When I departed the financial services industry in late 2013, one main reason I was able to do so economically was being eligible for a five-year income payout. This was part of company policy in place for years for consultants departing under good terms, although until the year I left the payout was for a shorter period (one occasion on my part of really good timing). It was based on a valuation for assets passed on to other consultants, i.e. clients for whom they would take over servicing.
Part of what generated my concern about departure timing was being able to allocate clients to consultants who had enough experience to do a good job for them, many of whom were part of long-standing relationships. With other senior consultants likely in the departure market in the near future, I wanted to be ahead of the curve insofar as an easier transition.

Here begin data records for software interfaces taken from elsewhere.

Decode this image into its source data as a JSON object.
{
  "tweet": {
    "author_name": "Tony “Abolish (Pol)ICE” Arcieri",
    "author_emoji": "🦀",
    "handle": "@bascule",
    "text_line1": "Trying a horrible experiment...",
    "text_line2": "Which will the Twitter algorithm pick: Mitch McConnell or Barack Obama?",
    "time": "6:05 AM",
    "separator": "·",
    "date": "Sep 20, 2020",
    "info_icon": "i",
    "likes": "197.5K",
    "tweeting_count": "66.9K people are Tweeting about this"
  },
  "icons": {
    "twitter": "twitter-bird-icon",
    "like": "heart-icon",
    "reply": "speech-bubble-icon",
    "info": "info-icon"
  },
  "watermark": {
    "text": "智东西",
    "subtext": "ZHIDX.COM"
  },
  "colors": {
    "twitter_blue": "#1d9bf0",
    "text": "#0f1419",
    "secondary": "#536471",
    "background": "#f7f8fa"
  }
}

Another part of my concern was the continuing impact of increasingly onerous compliance measures. The validity of this concern has been exhibited in an article in the April issue of The Insurance & Investment Journal.
Under a subject heading of ‘Financial Services Business Value Index’, there is an article discussing the impact of disclosure and compliance on the value of an advisor or consultant’s ‘book of business’. While it looks at this issue more from the insurance industry perspective, the central point has a high probability of applying to all financial industry related consultants, including their managers: the magnitude of compliance and disclosure rules coming into effect in Canada, July 2016, will impact the valuation of the client business, and in some cases the value could decline.

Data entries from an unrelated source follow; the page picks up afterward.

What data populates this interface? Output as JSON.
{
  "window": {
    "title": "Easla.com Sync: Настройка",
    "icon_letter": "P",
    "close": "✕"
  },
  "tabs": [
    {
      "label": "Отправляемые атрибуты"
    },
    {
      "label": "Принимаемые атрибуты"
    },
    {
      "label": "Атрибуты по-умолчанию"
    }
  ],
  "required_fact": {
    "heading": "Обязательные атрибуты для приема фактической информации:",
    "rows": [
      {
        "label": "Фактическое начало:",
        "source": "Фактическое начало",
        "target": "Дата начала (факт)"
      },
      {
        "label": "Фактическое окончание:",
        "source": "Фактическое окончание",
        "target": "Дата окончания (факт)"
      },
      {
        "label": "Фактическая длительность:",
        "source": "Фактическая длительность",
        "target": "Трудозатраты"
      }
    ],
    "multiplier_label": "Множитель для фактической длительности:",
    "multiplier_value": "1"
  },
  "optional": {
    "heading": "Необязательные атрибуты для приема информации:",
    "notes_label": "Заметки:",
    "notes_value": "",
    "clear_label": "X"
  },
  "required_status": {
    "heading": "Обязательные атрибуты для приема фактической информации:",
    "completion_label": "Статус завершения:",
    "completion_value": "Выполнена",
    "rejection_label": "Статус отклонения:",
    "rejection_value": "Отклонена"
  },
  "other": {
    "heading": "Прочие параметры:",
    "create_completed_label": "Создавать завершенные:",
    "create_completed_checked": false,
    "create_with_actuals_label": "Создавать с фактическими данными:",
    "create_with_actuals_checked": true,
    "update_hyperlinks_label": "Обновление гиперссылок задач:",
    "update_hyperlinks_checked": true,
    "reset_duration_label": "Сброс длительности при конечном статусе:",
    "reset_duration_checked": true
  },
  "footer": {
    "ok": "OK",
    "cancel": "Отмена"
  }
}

A senior partner at a firm which provides third party evaluations of books of business is quoted to say, “The expenses and the unprecedented amount of time required by compliance and the new disclosure rules…mean that the cost to service, maintain, and develop in-force business is more significant and above all more tangible than before”.
The article notes that a vulnerable element for an advisor (and by implication a consultant) in their block of business could from ‘liability’, which I would interpret to mean fallout from shaky or minimal relationships with clients in addition to the more concrete weaker records keeping mentioned in the article.
Points of view while factoring in this expanding, impactful compliance environment are also increasingly likely to complicate buy/sell situations as time moves forward, especially where a more structured policy (as in my experience) is not in place. This is one time a structured approach reduces stress.